"[T]he government is seeking to bar women's access to education and active presence in society; it is pushing them back to into the house in the hope that they abandon their demands and leave the government alone to pursue its wrong policies," said Ebadi.
Her statement hints an underlying issue -- the Iranian regime has good reason to restrict young people's access to education, regardless of gender.
Due to a baby boom that occurred just after the Iranian Revolution, more than 60 percent of the population is under 30 years old.
These youths had nothing to do with the 1979 overthrow that brought about the age of the ayatollahs; they came of age politically during the brutal crackdowns of 2009.
Today, times are tough for young Iranians -- especially with the sanctions that have been imposed on the country due to Tehran's pursuit of nuclear technology.
With the economy in shambles, Iran's youth are struggling now more than ever.

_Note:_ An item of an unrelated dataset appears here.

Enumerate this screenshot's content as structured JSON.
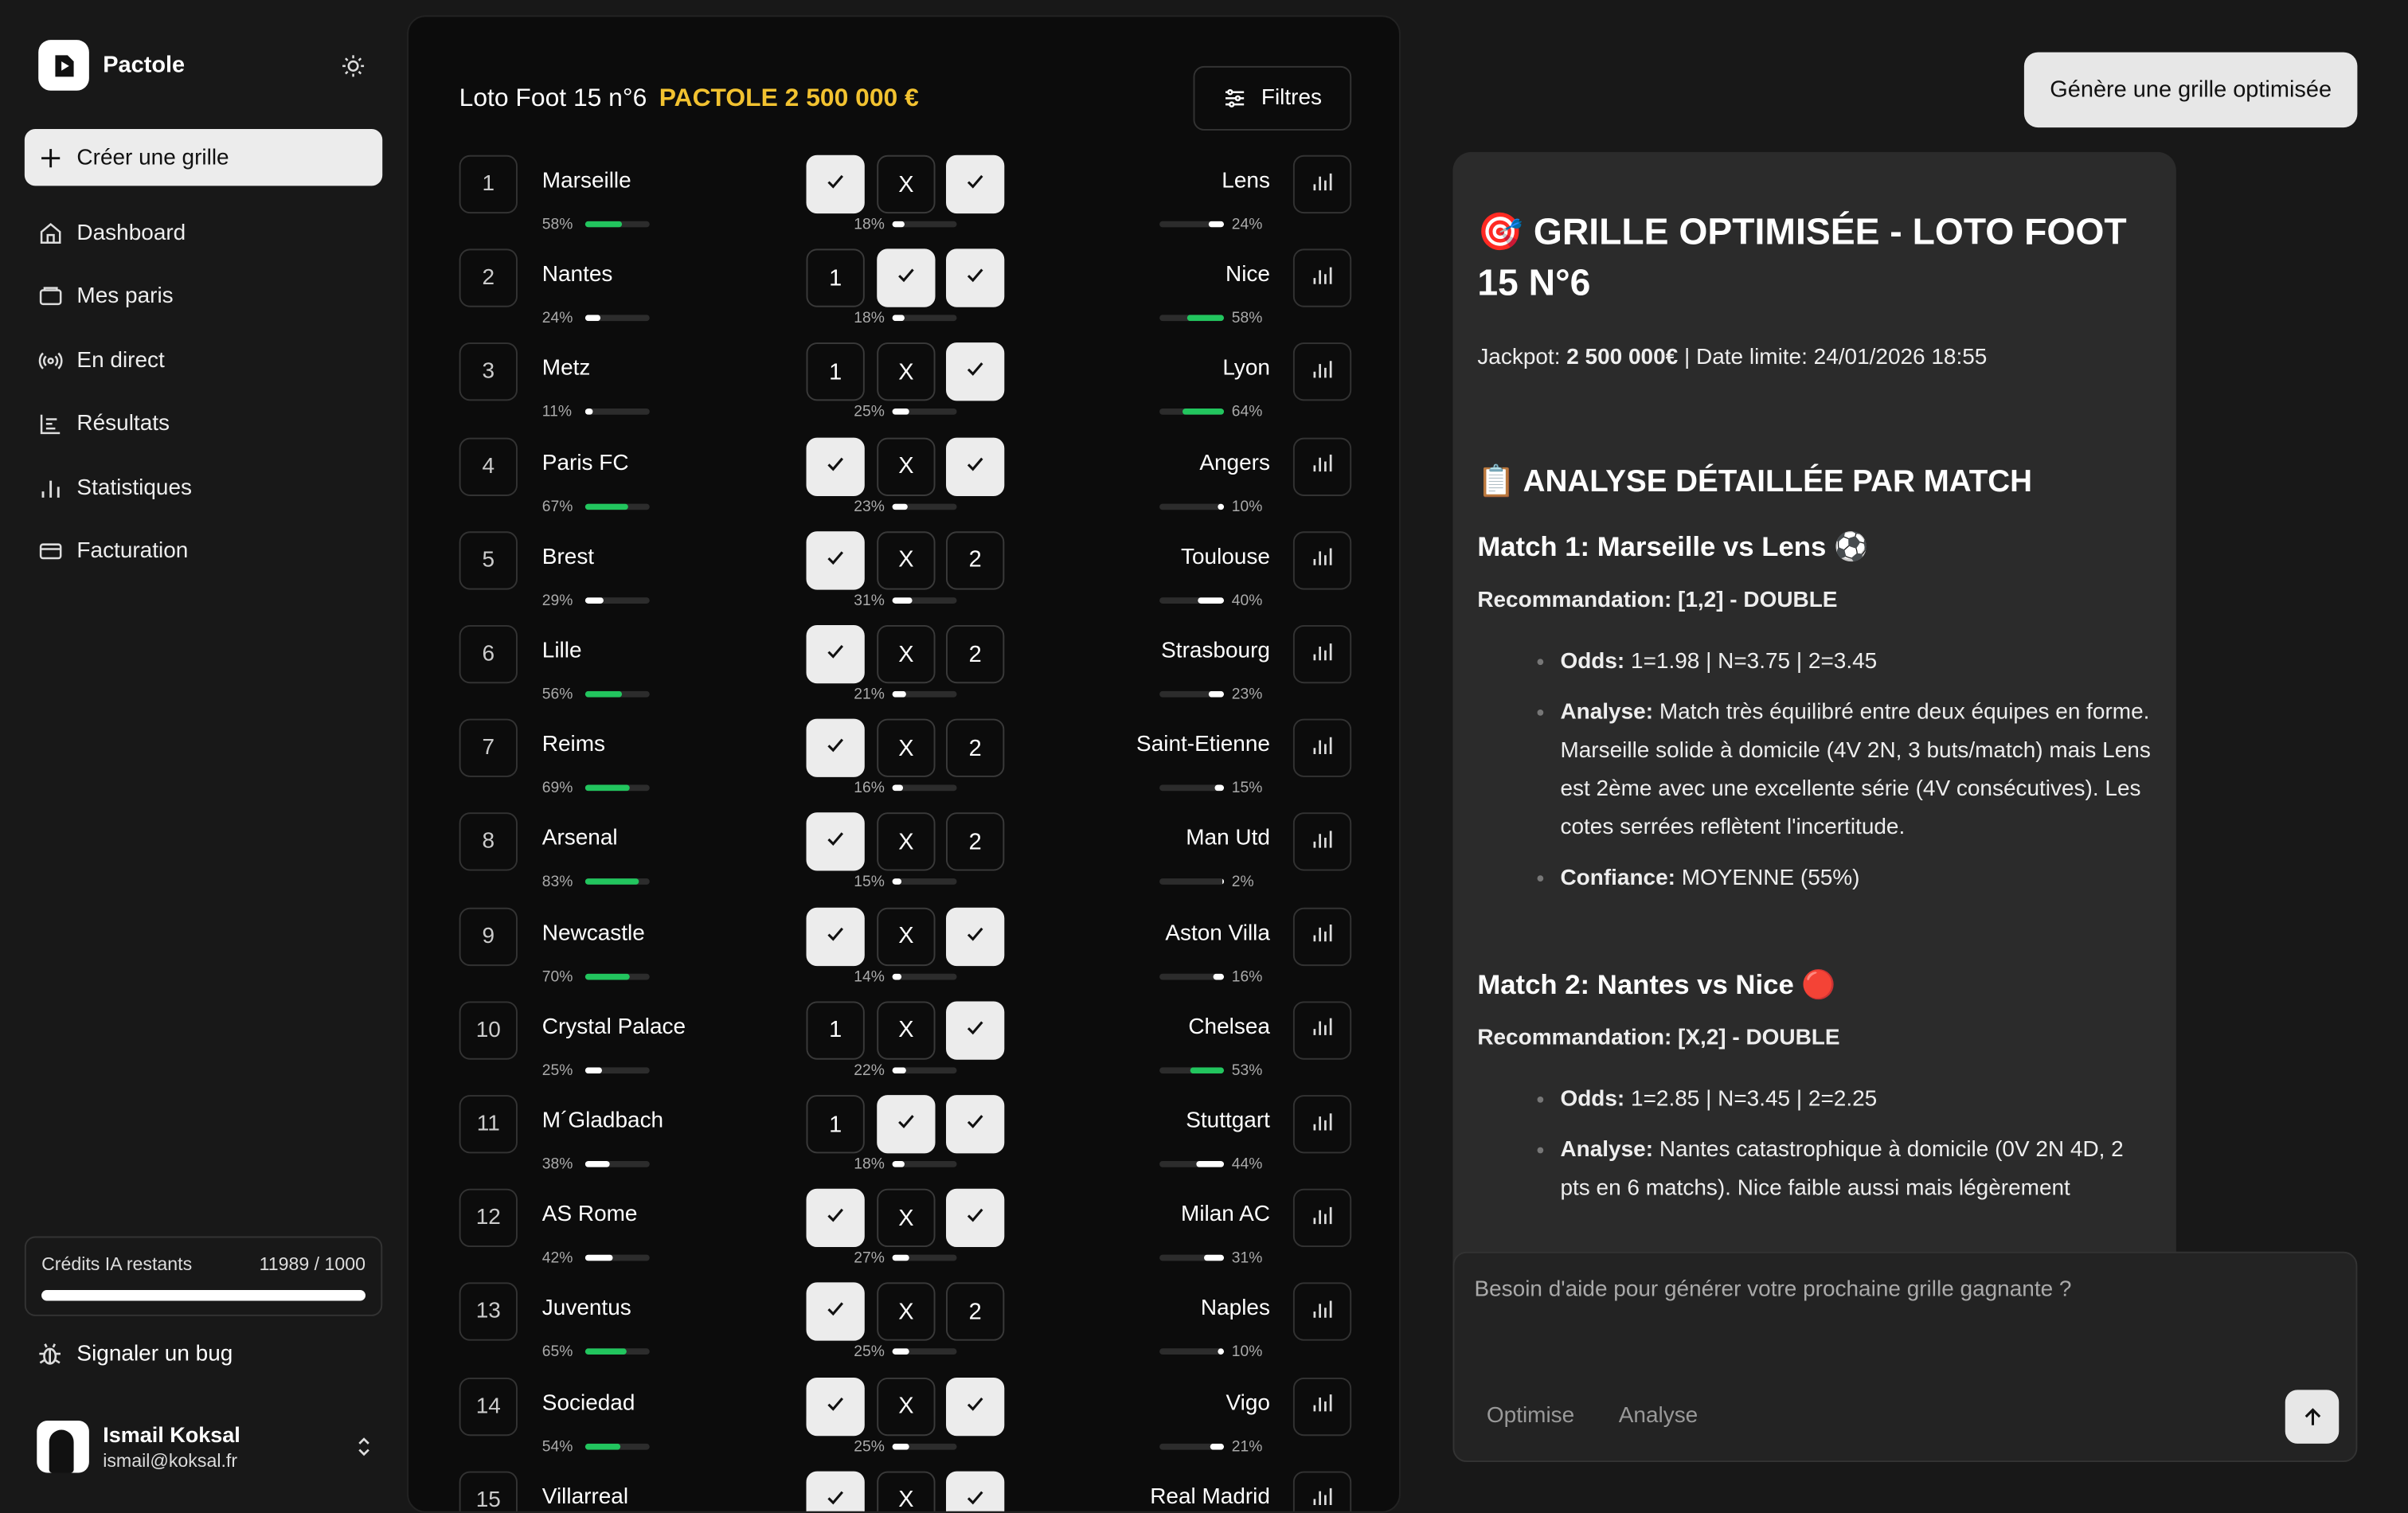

According to a primer from the United States Institute for Peace, unemployment among young Iranians has nearly doubled over the last 20 years.
"Among males [ages 15 to 29], roughly one in four is unable to find a job. Among women with higher education, unemployment is estimated at around 50 percent," said the report.
Furthermore, "young Iranians have borne a large share of the regime's retributions for unrest in 2009. Thousands were detained in the tumultuous months following the disputed election. Many student activists were also given failing grades or threatened with expulsion from universities."
Dissent has been quietly bubbling for years, making educated young people one of the biggest emerging threats to the theocratic regime. By blocking women from the free pursuit educational opportunities, the government may hope to suppress the threat of growing political opposition -- and religion can be used to back up its policy.
But tactics like this may not work for long, especially since Iranian youth -- women included -- are politically active, highly tech-savvy and eager for change.
According to the USIP, "the impact of Iran's baby boomers, born in the 1980s, is only beginning to be felt. Now in their twenties, the boomers will become even more important as they age in defining -- and potentially redefining -- Iran's political, economic and social agenda over the next quarter century."
Many Iranian women, Ebadi included, are determined to take full part in this progress.
"To disregard women and bar them from active participation in political, social, economic and cultural life would in fact be tantamount to depriving the entire population of every society of half its capability," said Ebadi won she won the Nobel Peace Prize in 2003.
"The patriarchal culture and the discrimination against women, particularly in the Islamic countries, cannot continue forever."